PostgreSQL cursors do not support % ISOPEN or % NOTFOUND. to address this problem % ISOPEN can be replaced by a boolean variable declared internally in the procedure and is updated manually when the cursor is opened or closed.
- To export properly a raise notice from postgresql to xml files you have to follow this syntax:
RAISE NOTICE '%', '@Message@' ;
- To export properly a raise exception from postgresql to xml files you have to add the following comment at the end of the command; -- OBTG:-20000 --
RAISE EXCEPTION '%', '@Message@' ; --OBTG:-20000--
- In a IF clause is very important to indent the lines within the IF.
IF (CONDITION) COMMAND; END IF;
- The functions with output parameters have to be invoked with select *.
SELECT * into VAR from FUNCTION();
- The end of the functions have to be defined as following to be exported properly:
END ; $BODY$ LANGUAGE 'plpgsql' VOLATILE COST 100;
- The cast used by postgresql is not supported by Dbsourcemanager. Instead of using: type, use a function to convert the value
:: interval -> to_interval(,) :: double precision -> to_number()
Elements not supported by dbsource manager

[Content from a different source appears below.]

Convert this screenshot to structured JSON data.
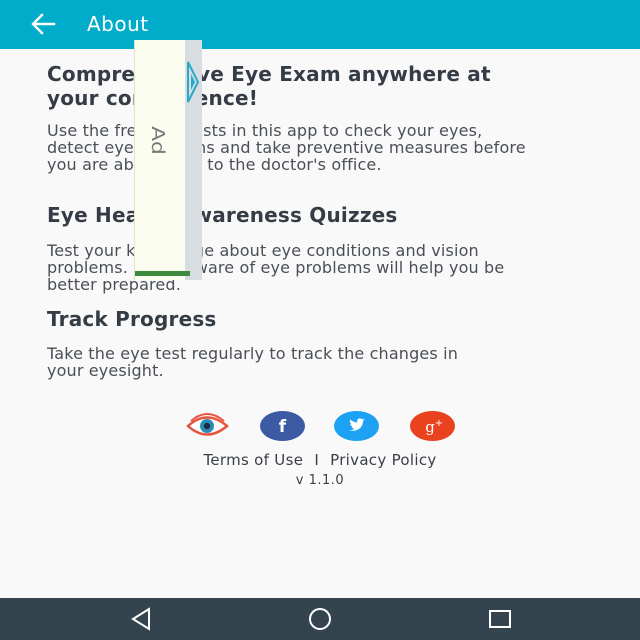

- Functions that return "set of tablename"
- Functions that return and array
- Functions using regular expresions
- Column with type not supported ded on the table on the following document: http://wiki.openbravo.com/wiki/ERP/2.50/Developers_Guide/Concepts/DB/Tables#Supported_Column_Data_types

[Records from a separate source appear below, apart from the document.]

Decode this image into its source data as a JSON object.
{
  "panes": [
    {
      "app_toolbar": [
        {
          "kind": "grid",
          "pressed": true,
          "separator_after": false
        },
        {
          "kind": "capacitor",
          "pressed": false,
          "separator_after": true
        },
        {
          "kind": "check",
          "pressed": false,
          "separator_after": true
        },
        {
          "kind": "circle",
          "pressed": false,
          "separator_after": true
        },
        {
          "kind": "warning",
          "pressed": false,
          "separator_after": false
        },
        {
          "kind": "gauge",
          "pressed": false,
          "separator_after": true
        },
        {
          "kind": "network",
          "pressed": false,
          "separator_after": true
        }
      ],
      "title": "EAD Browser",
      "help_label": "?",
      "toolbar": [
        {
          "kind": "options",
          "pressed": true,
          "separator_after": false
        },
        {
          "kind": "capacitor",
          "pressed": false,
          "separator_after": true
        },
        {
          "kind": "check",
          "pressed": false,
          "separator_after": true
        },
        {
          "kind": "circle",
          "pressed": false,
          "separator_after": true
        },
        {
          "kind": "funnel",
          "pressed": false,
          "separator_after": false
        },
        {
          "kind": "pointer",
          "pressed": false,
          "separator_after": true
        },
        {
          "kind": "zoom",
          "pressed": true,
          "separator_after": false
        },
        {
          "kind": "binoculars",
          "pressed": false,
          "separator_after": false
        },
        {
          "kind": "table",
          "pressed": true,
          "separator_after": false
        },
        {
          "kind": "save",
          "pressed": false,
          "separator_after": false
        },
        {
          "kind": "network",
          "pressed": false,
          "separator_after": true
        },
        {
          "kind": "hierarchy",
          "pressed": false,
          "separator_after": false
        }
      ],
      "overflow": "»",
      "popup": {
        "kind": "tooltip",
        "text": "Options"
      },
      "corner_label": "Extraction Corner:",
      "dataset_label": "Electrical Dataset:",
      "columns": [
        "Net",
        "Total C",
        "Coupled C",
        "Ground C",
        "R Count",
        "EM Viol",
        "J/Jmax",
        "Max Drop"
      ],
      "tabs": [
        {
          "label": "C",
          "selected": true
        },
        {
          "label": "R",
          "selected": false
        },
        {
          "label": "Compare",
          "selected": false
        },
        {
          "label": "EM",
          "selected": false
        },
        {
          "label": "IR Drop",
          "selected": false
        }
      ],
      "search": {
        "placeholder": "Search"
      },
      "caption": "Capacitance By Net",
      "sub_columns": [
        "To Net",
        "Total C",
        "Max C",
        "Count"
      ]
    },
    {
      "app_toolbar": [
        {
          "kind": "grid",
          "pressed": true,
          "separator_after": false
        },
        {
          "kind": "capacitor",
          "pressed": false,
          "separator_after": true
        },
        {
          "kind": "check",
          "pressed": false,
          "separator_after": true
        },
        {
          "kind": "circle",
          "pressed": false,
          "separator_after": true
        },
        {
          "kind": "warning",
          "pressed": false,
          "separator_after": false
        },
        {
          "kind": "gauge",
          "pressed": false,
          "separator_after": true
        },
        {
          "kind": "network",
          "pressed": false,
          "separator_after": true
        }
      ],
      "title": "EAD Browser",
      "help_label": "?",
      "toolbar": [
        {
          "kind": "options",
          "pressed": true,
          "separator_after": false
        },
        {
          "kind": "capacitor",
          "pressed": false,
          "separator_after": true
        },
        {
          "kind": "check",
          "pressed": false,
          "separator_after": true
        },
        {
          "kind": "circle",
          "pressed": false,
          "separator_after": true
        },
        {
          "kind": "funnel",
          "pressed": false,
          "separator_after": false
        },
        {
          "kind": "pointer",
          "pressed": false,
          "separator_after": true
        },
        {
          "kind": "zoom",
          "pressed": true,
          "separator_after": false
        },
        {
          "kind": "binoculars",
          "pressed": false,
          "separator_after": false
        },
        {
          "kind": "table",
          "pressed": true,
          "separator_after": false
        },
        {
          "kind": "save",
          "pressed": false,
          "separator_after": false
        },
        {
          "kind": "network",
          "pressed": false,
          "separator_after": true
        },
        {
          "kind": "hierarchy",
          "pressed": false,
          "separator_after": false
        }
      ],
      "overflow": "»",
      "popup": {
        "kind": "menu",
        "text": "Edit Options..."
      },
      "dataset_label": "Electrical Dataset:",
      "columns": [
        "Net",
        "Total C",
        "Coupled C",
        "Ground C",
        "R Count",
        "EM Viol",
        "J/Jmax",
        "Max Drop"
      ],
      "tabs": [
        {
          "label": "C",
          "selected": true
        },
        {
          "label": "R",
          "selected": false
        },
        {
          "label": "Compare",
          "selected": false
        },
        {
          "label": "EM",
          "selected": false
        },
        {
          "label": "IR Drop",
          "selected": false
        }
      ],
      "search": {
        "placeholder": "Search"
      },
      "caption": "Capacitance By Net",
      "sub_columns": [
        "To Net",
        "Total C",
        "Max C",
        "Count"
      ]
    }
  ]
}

PERFORM and SELECT are the two commands that allow calling a function. Since PostgreSQL does not accept default function parameters we define an overloaded function with default parameters.

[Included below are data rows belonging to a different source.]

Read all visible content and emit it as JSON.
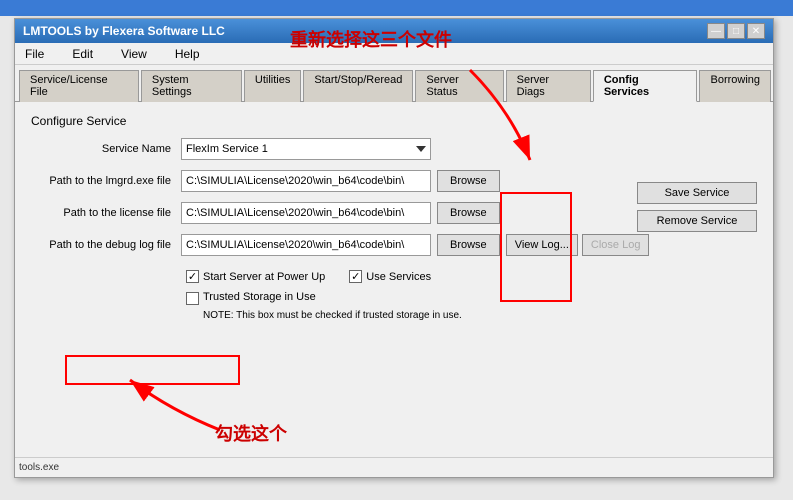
{
  "window": {
    "title": "LMTOOLS by Flexera Software LLC",
    "controls": [
      "—",
      "□",
      "✕"
    ]
  },
  "menu": {
    "items": [
      "File",
      "Edit",
      "View",
      "Help"
    ]
  },
  "tabs": [
    {
      "label": "Service/License File",
      "active": false
    },
    {
      "label": "System Settings",
      "active": false
    },
    {
      "label": "Utilities",
      "active": false
    },
    {
      "label": "Start/Stop/Reread",
      "active": false
    },
    {
      "label": "Server Status",
      "active": false
    },
    {
      "label": "Server Diags",
      "active": false
    },
    {
      "label": "Config Services",
      "active": true
    },
    {
      "label": "Borrowing",
      "active": false
    }
  ],
  "content": {
    "section_label": "Configure Service",
    "service_name_label": "Service Name",
    "service_name_value": "FlexIm Service 1",
    "lmgrd_label": "Path to the lmgrd.exe file",
    "lmgrd_value": "C:\\SIMULIA\\License\\2020\\win_b64\\code\\bin\\",
    "license_label": "Path to the license file",
    "license_value": "C:\\SIMULIA\\License\\2020\\win_b64\\code\\bin\\",
    "debug_label": "Path to the debug log file",
    "debug_value": "C:\\SIMULIA\\License\\2020\\win_b64\\code\\bin\\"
  },
  "buttons": {
    "save_service": "Save Service",
    "remove_service": "Remove Service",
    "browse": "Browse",
    "view_log": "View Log...",
    "close_log": "Close Log"
  },
  "checkboxes": {
    "start_server": {
      "label": "Start Server at Power Up",
      "checked": true
    },
    "use_services": {
      "label": "Use Services",
      "checked": true
    },
    "trusted_storage": {
      "label": "Trusted Storage in Use",
      "checked": false
    }
  },
  "trusted_note": "NOTE: This box must be checked if trusted storage in use.",
  "annotations": {
    "top_text": "重新选择这三个文件",
    "bottom_text": "勾选这个"
  },
  "status_bar": {
    "text": "tools.exe"
  }
}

To allow the automatic translator to do its job the following recommendations shoshould be followed:
- The AS and the IS shoshould not contain spaces to the left
- The function name shocould not be quoted
- In functions, the END shoshould go at the beginning of the line without any spaces to the left and with the function name.
There are two ways of invoking procedures from PosgreSQL:
- Using the format variable_name: = Procedure_Name (...);
- Using a SELECT. This is the method used for procedures that return more than one parameter.
PostgreSQL does not support update for the views. If there is the need of updating a view a set of rules shoshould be created for the views that need to be updated.
In PostgreSQL there are no table/views USER_TABLES or USER_TAB_COLUMNS. They shoshould be created from PostgreSQL specific tables like pg_class or pg_attribute.
Rules that the triggers shoshould follow:
- As general rule, is not desirable to modify child columns in a trigger of the parent table, because it is very usual that child trigger have to consult data from parent table, originMutating table error.
- The name shoshould not be quoted (") because PostgreSQL interprets it literally.
- All the triggers have a DECLARE before the legal notice. In PostgreSQL it is necessary to do a function declaration first and then the trigger's declaration that executes the function.
- PostgreSQL does not support the OF... (columns)... ON Table definition. It is necessary to include the checking inside the trigger.
- PostgreSQL does not support lazy evaluation. For example the following sentence works in Oracle but not in PostgreSQL:
IF INSERTING OR (UPDATING AND :OLD.FIELD = ) THEN
The correct way of expressing this is:
IF INSERTING THEN ... IF UPDATING THEN IF :OLD.NAME = THEN
- Triggers in PostgreSQL always return something. depending on the type of operation it returns OLD (DELETE) or NEW (INSERT/UPDATE ). it shoshould be placed at the end of the trigger and before the exceptions if there are any.
If you are using the automatic translator consider that:
- The last EXCEPTION in the trigger shocould not have spaces to its left. The translator considers this the last exception and uses it to setup the right return value.
- The last END shoshould not have spaces to its left. The indentation is used to determine where function ends.
- Beware that if you add an statement like "IF TG_OP = 'delete' then return old; else return new; end if;" just before the EXCEPTION statement, it might be removed by the automatic translator.